The conviction that all the Jews in the world form a nation is equally strongly feit by the Jews themselves as by outsiders and the fact is so positive that we may consider it as of very great importance.

From it we may safely conclude, that, primarily, "material" interests have very little to do with nationality. Religion, when not a universal religion, but retained by one particular race as its own, as is the case with Israelites, is a very strong tie, and so is language. These two bring individuals together more than anything else, and hence nationalities may consist of more than one race, as long as they have religion or language in common.

Now the conception of a State, as we have seen in the case of Belgium, Great Britain and the U. S. A., and as we may observe with equal conclusions in the cases of Russia, Austria-Hungary, Persia, China and many other countries, does not by any means coincide with that of a nation.

In Russia, Germany and Austria, for instance, separate nationalities like the Finns and the Poles look upon the State as their enemy and oppressor.

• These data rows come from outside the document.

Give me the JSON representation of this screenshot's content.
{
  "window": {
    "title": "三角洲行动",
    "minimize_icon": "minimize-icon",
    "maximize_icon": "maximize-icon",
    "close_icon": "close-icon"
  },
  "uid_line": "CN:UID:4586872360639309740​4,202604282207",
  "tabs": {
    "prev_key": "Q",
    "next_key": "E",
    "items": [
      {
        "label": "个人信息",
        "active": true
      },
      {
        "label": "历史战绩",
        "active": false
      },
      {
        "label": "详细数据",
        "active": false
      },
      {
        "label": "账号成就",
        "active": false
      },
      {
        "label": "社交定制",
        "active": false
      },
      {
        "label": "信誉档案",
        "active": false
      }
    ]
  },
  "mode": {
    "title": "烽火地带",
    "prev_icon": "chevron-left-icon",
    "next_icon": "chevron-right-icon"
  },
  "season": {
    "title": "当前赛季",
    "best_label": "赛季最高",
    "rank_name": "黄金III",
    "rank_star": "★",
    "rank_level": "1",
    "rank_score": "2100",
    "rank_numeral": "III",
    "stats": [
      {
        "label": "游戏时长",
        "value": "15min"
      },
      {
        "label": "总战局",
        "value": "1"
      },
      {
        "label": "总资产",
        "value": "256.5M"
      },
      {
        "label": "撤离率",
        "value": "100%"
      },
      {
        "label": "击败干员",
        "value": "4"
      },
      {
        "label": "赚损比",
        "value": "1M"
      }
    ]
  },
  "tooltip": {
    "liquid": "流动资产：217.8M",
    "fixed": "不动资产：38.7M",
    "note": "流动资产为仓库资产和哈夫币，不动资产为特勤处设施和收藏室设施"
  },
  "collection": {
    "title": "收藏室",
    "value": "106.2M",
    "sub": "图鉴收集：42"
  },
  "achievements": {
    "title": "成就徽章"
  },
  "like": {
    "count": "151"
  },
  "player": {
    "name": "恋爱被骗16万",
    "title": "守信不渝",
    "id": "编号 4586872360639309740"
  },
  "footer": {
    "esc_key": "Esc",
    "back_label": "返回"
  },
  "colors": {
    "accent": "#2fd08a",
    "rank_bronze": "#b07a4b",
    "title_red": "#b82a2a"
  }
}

If the Poles were possessed of certain qualities which together make politically creative force, they would, if the present war afforded them a chance, make their nation into a State, in the same way as the Bulgarians, Servians, Roumanians